I was really drawn to this book when I first read that it was set during the Roman conquest of Britain, and I am always on the lookout – and a fan – for unusual settings and premises for historical romances. I am also a fan for romances that feature a hero and heroine on opposing sides which Forbidden uses as a backdrop, so when I had read the first couple of pages, I was instantly hooked!
Whilst her land has been conquered by the Romans, Carys, a powerful druidess, is being pressured to stop caring for her patients by her head druid, and she is struggling to fulfil her duties as a healer to the people she serves. However, she soon finds herself being fascinated by a Roman soldier, Maximus, who is second in command of the Legion stationed close to where she lives. When Carys sees him regularly bathing near where she works, she finds herself spying on him to catch a glimpse of the man she soon yearns for, but is unable to act on her attraction. But when Maximus discovers her, and realises that she is related to the rebel Druid clans, he also can’t help his growing attraction, and both find themselves drawn to each other first sexually, and then emotionally.
Forbidden is a refreshing take of a tale of prohibited love between two people who are sworn enemies. Unlike most books with this premise, the taboo of loving an enemy did not feel forced – or the fact that the characters spent a lot of time blaming and angsting with each other about their opposing backgrounds.
Within their first meeting, Carys’ and Maximus’ romantic and sexual tension is palpable. If their relationship was like the mercury in a thermometer, it would have blown it apart! The sexy elements of the book did not overpower the plot or the characterisation, but added to their love story. The real heart of the book is the emotional elements between them, and I really liked how that was played out throughout the book. Although the well written love scenes added a sensual layer of heat and passion, and *fans self*, I will never think of Roman Baths the same way again.
Carys is a strong and independent women and it was really interesting to see how she interacted with Maximus about her status as an independent woman in her own right, while he was more accustomed to submissive women from his own culture. What I really liked – which really fleshed out their romance – was the fact that Maximus gave her the space and did not try to overpower, or dominate her. He respected her culture, but he also didn’t lose his own Roman sensibilities. But as well as facing their inner conflict about their different cultural backgrounds and stance about the war, Carys faces exile or even worse from her own people if they discovered her relationship with Maximus.
This then leads to the mystical and magical elements of the book, such as the Druids way of life, and their Gods and Goddesses influences on the Druids lives and the people around them. I loved this aspect of the book! It was so detailed and well thought out and I could tell that Christina Phillips paid attention to detail about the beliefs of the Druids, but with her own take.

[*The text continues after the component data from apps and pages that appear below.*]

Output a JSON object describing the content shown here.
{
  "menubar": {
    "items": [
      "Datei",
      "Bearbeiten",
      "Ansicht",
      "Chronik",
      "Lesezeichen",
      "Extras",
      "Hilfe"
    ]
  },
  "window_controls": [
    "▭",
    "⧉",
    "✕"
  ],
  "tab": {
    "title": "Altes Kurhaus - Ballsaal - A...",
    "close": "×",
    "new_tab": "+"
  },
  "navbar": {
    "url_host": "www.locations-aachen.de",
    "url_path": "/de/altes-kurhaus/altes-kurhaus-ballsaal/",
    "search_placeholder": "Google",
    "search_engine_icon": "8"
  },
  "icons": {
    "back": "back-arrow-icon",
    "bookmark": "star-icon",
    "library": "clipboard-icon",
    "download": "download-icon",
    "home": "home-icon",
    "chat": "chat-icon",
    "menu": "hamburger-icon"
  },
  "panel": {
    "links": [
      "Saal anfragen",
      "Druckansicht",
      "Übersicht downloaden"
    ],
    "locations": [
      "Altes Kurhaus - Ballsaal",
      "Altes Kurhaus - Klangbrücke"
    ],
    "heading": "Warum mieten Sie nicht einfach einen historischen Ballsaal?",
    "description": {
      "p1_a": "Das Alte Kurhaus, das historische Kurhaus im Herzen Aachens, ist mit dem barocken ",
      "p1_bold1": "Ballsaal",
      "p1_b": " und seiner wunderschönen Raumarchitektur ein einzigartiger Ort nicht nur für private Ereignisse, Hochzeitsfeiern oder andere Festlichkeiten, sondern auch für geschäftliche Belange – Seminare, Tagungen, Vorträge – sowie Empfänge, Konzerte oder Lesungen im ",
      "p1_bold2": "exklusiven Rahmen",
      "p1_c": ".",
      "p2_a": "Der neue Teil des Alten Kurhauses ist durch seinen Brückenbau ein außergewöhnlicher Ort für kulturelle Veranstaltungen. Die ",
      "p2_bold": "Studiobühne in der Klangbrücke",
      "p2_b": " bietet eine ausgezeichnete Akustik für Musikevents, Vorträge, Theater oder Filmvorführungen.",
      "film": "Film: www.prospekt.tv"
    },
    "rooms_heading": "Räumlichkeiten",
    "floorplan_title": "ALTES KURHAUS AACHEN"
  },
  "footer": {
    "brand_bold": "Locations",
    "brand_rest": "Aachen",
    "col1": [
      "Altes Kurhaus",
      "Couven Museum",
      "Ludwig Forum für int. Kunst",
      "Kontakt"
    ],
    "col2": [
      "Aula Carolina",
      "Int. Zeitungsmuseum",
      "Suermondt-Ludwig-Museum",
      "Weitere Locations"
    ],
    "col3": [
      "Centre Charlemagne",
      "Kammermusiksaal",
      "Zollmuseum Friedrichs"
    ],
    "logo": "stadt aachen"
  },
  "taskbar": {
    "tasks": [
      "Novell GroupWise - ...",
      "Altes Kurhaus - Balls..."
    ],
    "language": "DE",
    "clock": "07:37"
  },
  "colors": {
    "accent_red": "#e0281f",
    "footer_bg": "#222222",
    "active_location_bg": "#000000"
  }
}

I have to state, though, that I found it ironic that her former lover, the head druid, Aeron, was more domineering and oppressive than the Roman’s rules were to Carys’ duties, but there is a good reason why this is the case.
Forbidden is a solid historical romance with fleshed out characters against a setting that is not commonly explored in this genre. Because of this I found it was refreshing, passionate and imaginative. Although Maximus and Carys were on opposing sides, there was no forced angst or obstacles that made the book feel forced or melodramatic. And with a strong focus on the romance and relationship against a magical and mystical setting, you can’t go wrong with picking up Forbidden. If you have a hankering for a really passionate romance that is magical within the romance – as well as with the tone and atmosphere of the book – Forbidden is the book for you.
I give Forbidden a solid B.